“He’s a gorgeous looking man with sexy eyes and a naughty smile. I fell in love with him very quickly and my friends were delighted with the sparkle that he brought into my life. But they all had a burning question: can you have sex?”

My fiancé is paralysed. Pretty much all over, not an awful lot of him actually works. We live a relatively normal life. We work around a routine of his care needs, sports and therapies that he enjoys – just normal everyday stuff.

He’s a gorgeous looking man with sexy eyes and a naughty smile. I fell in love with him very quickly and all my friends were delighted with the sparkle that he brought into my life. But they all had a burning question about the bubble of perfect love we found ourselves in: can you have sex?

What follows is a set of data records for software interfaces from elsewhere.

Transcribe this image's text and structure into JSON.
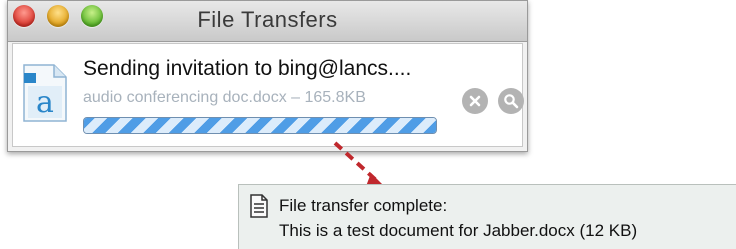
{
  "window": {
    "title": "File Transfers"
  },
  "transfer": {
    "title": "Sending invitation to bing@lancs....",
    "file_info": "audio conferencing doc.docx – 165.8KB",
    "progress": 1.0,
    "file_icon_letter": "a"
  },
  "notification": {
    "title": "File transfer complete:",
    "body": "This is a test document for Jabber.docx (12 KB)"
  },
  "colors": {
    "arrow": "#c0282d",
    "progress_stripe": "#4f9de6",
    "file_icon_accent": "#2a86c9"
  },
  "icons": {
    "close": "close-icon",
    "minimize": "minimize-icon",
    "maximize": "maximize-icon",
    "cancel": "cancel-x-icon",
    "reveal": "magnifier-icon",
    "document": "document-icon",
    "notification": "document-list-icon"
  }
}
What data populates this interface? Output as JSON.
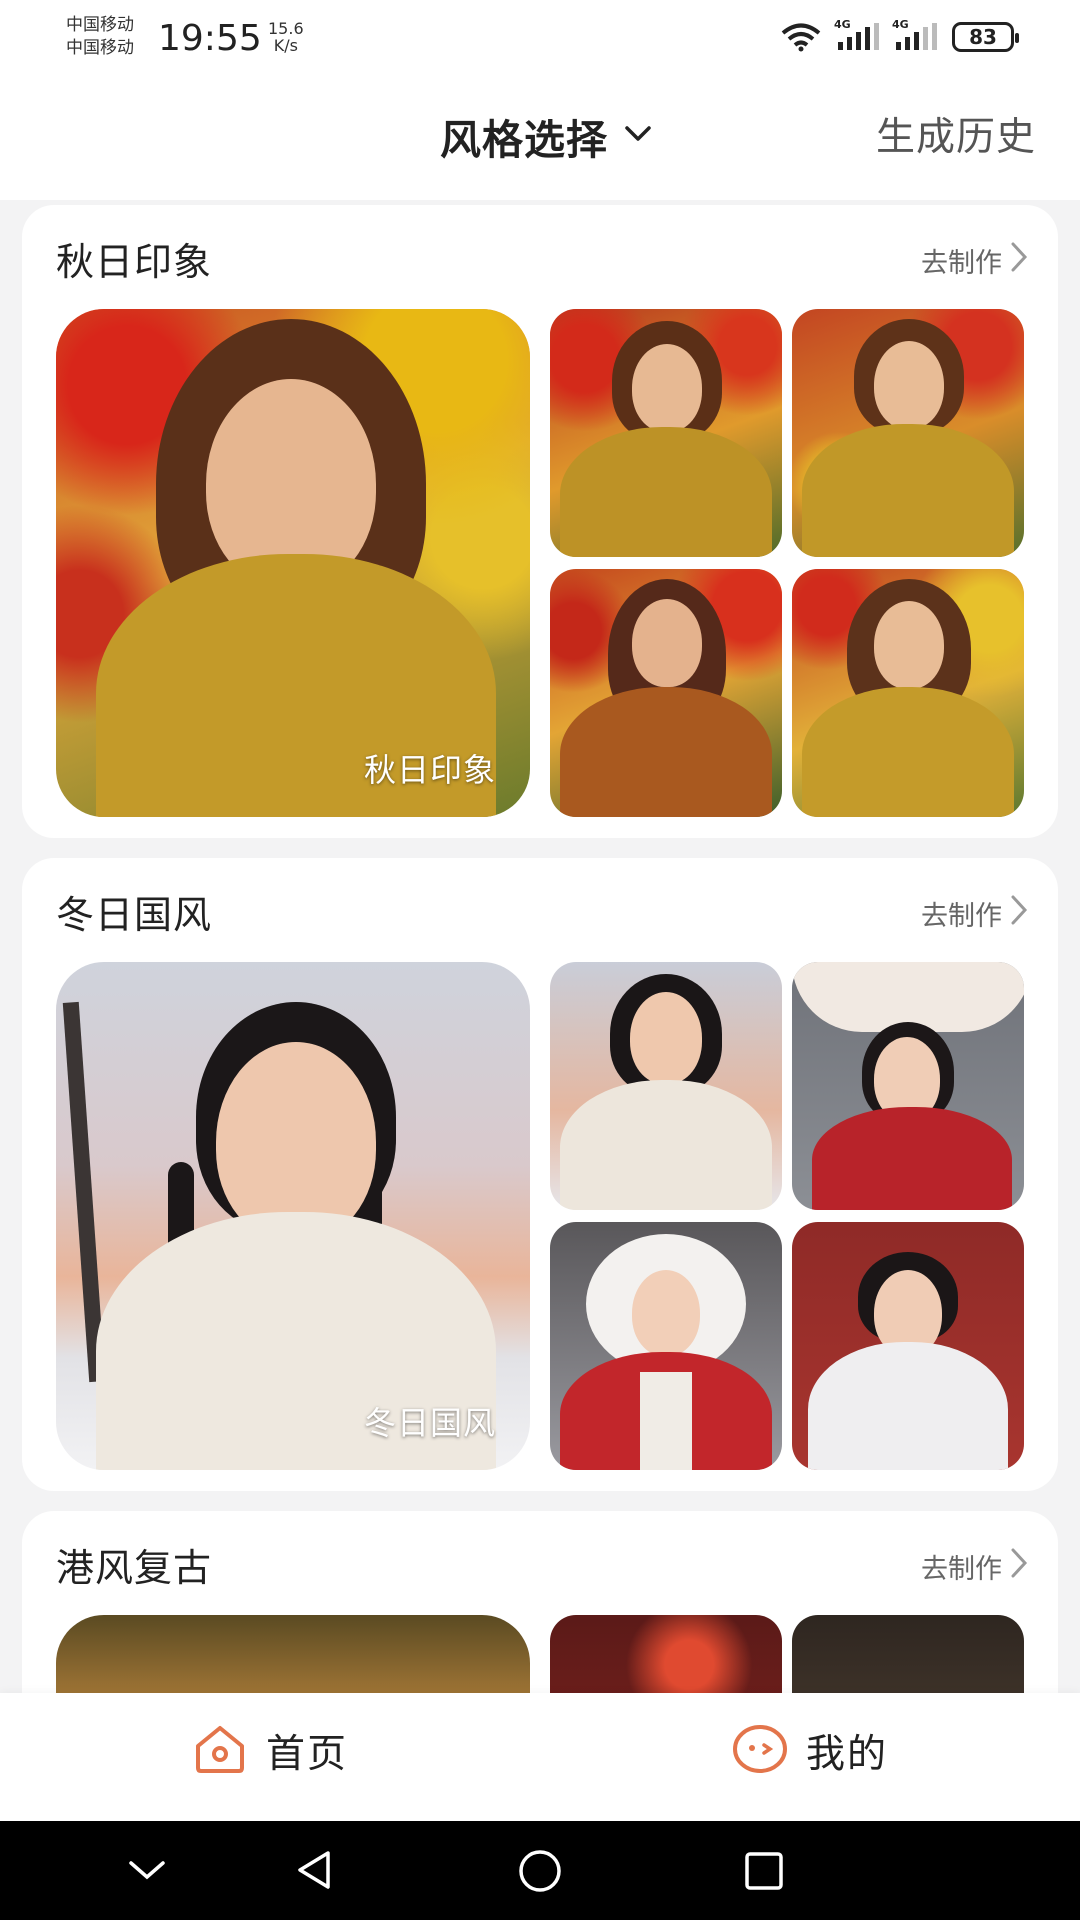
{
  "status_bar": {
    "carrier_1": "中国移动",
    "carrier_2": "中国移动",
    "time": "19:55",
    "speed_value": "15.6",
    "speed_unit": "K/s",
    "signal_1_label": "4G",
    "signal_2_label": "4G",
    "battery": "83"
  },
  "header": {
    "title": "风格选择",
    "history_link": "生成历史"
  },
  "cards": [
    {
      "title": "秋日印象",
      "action": "去制作",
      "feature_label": "秋日印象"
    },
    {
      "title": "冬日国风",
      "action": "去制作",
      "feature_label": "冬日国风"
    },
    {
      "title": "港风复古",
      "action": "去制作"
    }
  ],
  "bottom_nav": {
    "home": "首页",
    "mine": "我的"
  },
  "colors": {
    "accent": "#e3754b",
    "card_bg": "#ffffff",
    "page_bg": "#f3f3f4"
  }
}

People must look at him and wonder: “He has a high level spinal cord injury. Nothing functions below nipple level. So how on earth would he be able to perform in that department?”

Society still isn’t completely accepting of disability. We get looks and stares; some with admiration and full of love. Some bewildered and sad. Some with pity. Do they pity my life with him because they perceive that it cannot be complete?

His disability is obvious. You can see straight away that his hand and arm function is impaired. And because that’s the first thing you see, you may assume that not much else works properly either. So do you presume that, while we are clearly happy in our bubble of love, an important part of our relationship is missing?

Guess what? We have sex. Lots and lots of it! Ok, so things work slightly differently for him (we’ll get to that bit!), but the love and desire we both feel is just the same as any other couple.

Early on in our relationship, I had no idea what would be possible. His brain works perfectly well and he has wants and needs like any other man.

His neck and ears are particularly sensitive; I soon worked out that those areas are worth paying attention to! And with the aid of a little bit of medication, other bits can be encouraged to work too. He might not be able to feel them, but he can rise to the occasion whenever the occasion arises!

So that aspect of our life is normal-ish; we’ve never wasted time on consulting “50 Shades of Grey” for ideas, nor do we attempt gymnastics as part of our bedtime routine. We do what works for us; and we do it just like anybody else would.

When I first met him, many hours were spent trying to find out about his disability and whether love-making would be part of our life together.

Google was not my friend because “sex” and “disability” are words that are rarely found in the same sentence. It’s sad that in an age of acceptance and liberation, people sometimes presume that because someone has an impairment – be it mental or physical – that sexual fulfilment and enjoyment are an impossible dream. Somehow society needs to challenge that perception and we need to accept that everyone can have the opportunity to embrace their natural instincts.

Although I am now used to my friends wanting to know endless details about my most intimate moments, I’m no clearer as to how everyone finds it okay to ask me about it! Do you ask your friends on a regular basis about their private assignations? Probably not.

But because my private life is undoubtedly different, there are apparently a million questions that require answering.

I haven’t yet been asked to share any of this precious information with passing strangers in the bread aisle of my local supermarket, but I’m almost certain that a few people are dying to ask! I feel it would be rude to pre-empt their curiosity with a coy smile and of whisper of, “Yes. We do. And it’s absolutely, totally amazing thank you!”, before I scuttle off towards the exotic fruit section.

Or is it me that has it wrong? Do I presume that everyone wants to know – that they are all curious about our sex life when, actually, they just look at us as two completely normal people, one of whom is in a wheelchair? They can see that we’re head over heels in love and that’s enough.

So while society needs to change its perceptions about sex and disability, I’m starting to think that maybe I should change mine too. My private life is just that; private. And while I perceive that you might want to know about it, in reality, I’m pretty sure you’re quite happy in your life without knowing too much!